▶ [GOAL OF THE EXERCISE]
Output the records exactly, and drop each picture.

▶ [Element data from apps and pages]
____________

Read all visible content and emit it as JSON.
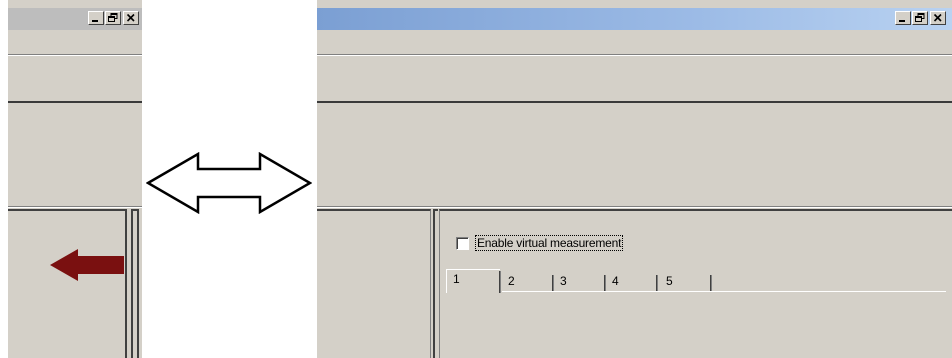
{
  "colors": {
    "window_face": "#d4d0c8",
    "title_gradient_start": "#7b9fd3",
    "title_gradient_end": "#b9d2f1",
    "red_arrow": "#7a1010"
  },
  "icons": {
    "minimize": "minimize-icon",
    "restore": "restore-icon",
    "close": "close-icon",
    "double_arrow": "double-arrow-icon",
    "red_arrow": "left-arrow-icon"
  },
  "content": {
    "checkbox_label": "Enable virtual measurement",
    "checkbox_checked": false,
    "tabs": [
      "1",
      "2",
      "3",
      "4",
      "5"
    ],
    "selected_tab": "1"
  }
}
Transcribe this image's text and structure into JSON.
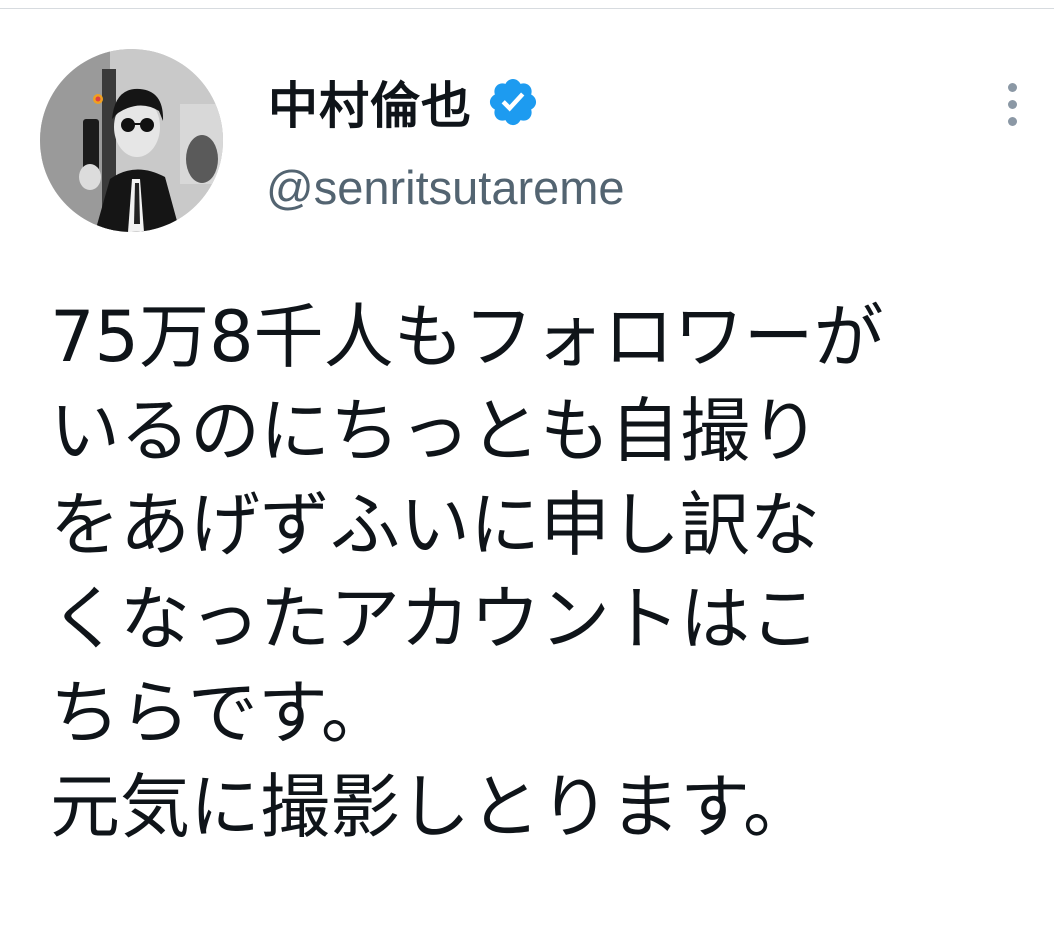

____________

▶ [FINISHED TASK]
Read all visible content and emit it as JSON.
{
  "colors": {
    "window_face": "#d4d0c8",
    "title_gradient_start": "#7b9fd3",
    "title_gradient_end": "#b9d2f1",
    "red_arrow": "#7a1010"
  },
  "icons": {
    "minimize": "minimize-icon",
    "restore": "restore-icon",
    "close": "close-icon",
    "double_arrow": "double-arrow-icon",
    "red_arrow": "left-arrow-icon"
  },
  "content": {
    "checkbox_label": "Enable virtual measurement",
    "checkbox_checked": false,
    "tabs": [
      "1",
      "2",
      "3",
      "4",
      "5"
    ],
    "selected_tab": "1"
  }
}
Transcribe this image's text and structure into JSON.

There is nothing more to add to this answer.